This company sells and services several lines of technical construction and survey related equipment. They are a leader in New England in their field with an excellent reputation for sales and service. Currently the company has a retail location and three salespeople. All sales people are expected to remain with the company after transition of ownership. While sales and profits are increasing, a fresh approach to marketing could increase sales. The company is in a great position for further growth and the real estate is available. Sales profits are increasing quarterly. No specialty technical skills are needed to buy this company other an ability to manage a growing business. This is a great match for a company in construction services or equipment space or for an independent buyer. With more infrastructure improvement on the horizon across the US, this company is poised for potential growth. EBITDA and SDE cash flow numbers below are AFTER estimate mortgage payments for real estate. Buyer should verify all information in due diligence.
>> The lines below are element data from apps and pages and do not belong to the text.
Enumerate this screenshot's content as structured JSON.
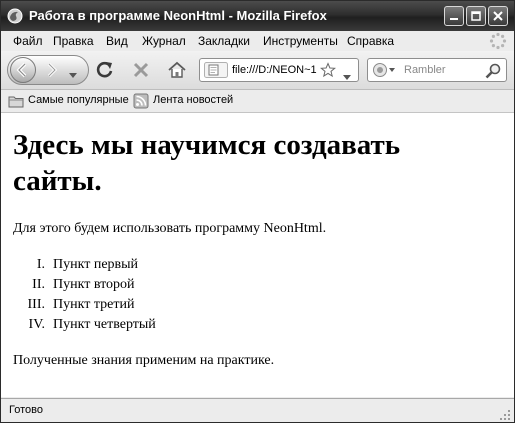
{
  "window": {
    "title": "Работа в программе NeonHtml - Mozilla Firefox"
  },
  "menu": {
    "items": [
      "Файл",
      "Правка",
      "Вид",
      "Журнал",
      "Закладки",
      "Инструменты",
      "Справка"
    ]
  },
  "navigation": {
    "url": "file:///D:/NEON~1",
    "search_placeholder": "Rambler"
  },
  "bookmarks": {
    "items": [
      "Самые популярные",
      "Лента новостей"
    ]
  },
  "page": {
    "heading": "Здесь мы научимся создавать сайты.",
    "intro": "Для этого будем использовать программу NeonHtml.",
    "list": [
      {
        "num": "I.",
        "text": "Пункт первый"
      },
      {
        "num": "II.",
        "text": "Пункт второй"
      },
      {
        "num": "III.",
        "text": "Пункт третий"
      },
      {
        "num": "IV.",
        "text": "Пункт четвертый"
      }
    ],
    "outro": "Полученные знания применим на практике."
  },
  "status": {
    "text": "Готово"
  }
}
- Asking Price: $1,075,000
- Cash Flow: $444,884
- Gross Revenue: $2,659,049
- EBITDA: $338,542
- FF&E: $450,000
- Inventory: $350,000
- Inventory Included: N/A
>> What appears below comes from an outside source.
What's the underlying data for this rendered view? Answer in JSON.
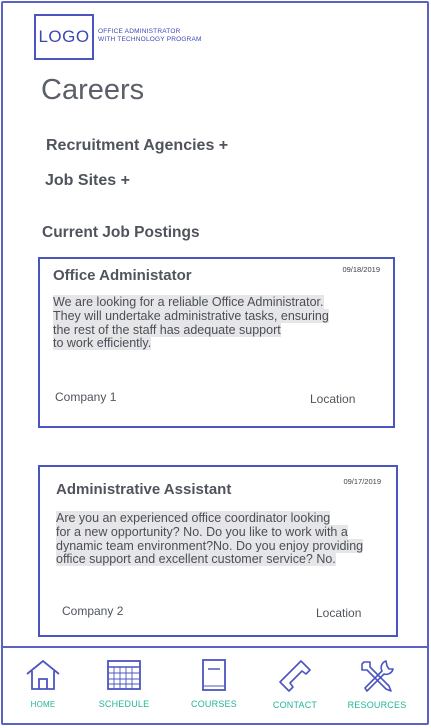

- Established: 2006
- Property Owned or Leased:Own
- Property Included:N/A
- Building Square Footage:N/A
- Lot Size:N/A
- Total Number of Employees:5
- Furniture, Fixtures and Equipment:N/A
Commercial industrial building 3600 sf + or-
Owner will assist in a smooth transition
Owner wishes to stay on as an employee
Add additional on the road salespeople to increase reach and added convenience for customers
The business was founded in 2006, making the business 16 years old.
The sale won't include inventory valued at $350,000*, which ins't included in the requested price.
The business has 5 employees and resides in a building with disclosed square footage of N/A sq ft.
Why is the Current Owner Selling The Business?
There are all kinds of reasons individuals decide to sell businesses. Nonetheless, the true reason vs the one they tell you may be 2 absolutely different things. For instance, they may say "I have too many other responsibilities" or "I am retiring". For many sellers, these factors are valid. But also, for some, these may just be excuses to attempt to conceal the reality of altering demographics, increased competitors, current decrease in revenues, or an array of other factors. This is why it is very essential that you not count totally on a seller's word, but rather, use the seller's answer in conjunction with your total due diligence. This will repaint an extra practical picture of the business's present circumstance.
Existing Debts and Future Obligations
If the existing entity is in debt, which numerous companies are, then you will certainly need to consider this when valuating/preparing your offer. Lots of businesses take out loans with the purpose of covering items such as inventory, payroll, accounts payable, etc. Remember that occasionally this can suggest that profit margins are too thin. Lots of businesses fall into a revolving door of taking on debt as a way to pay back various other loans. In addition to debts, there may additionally be future commitments to think about. There may be an outstanding lease on tools or the building where the business resides. The business may have existing agreements with vendors that have to be fulfilled or might lead to fines if terminated early.
Understanding the Customer Base, Competition and Area Demographics
How do companies in the location bring in new customers? Most times, companies have repeat consumers, which create the core of their day-to-day earnings. Specific aspects such as new competitors growing up around the location, roadway building, as well as personnel turnover can influence repeat consumers and also adversely influence future incomes. One important point to take into consideration is the location of the business. Is it in an extremely trafficked shopping mall, or is it concealed from the main road? Certainly, the more individuals that see the business regularly, the higher the possibility to develop a returning customer base. A final idea is the general area demographics. Is the business situated in a densely inhabited city, or is it situated on the outskirts of town? Just how might the local median home earnings impact future income prospects?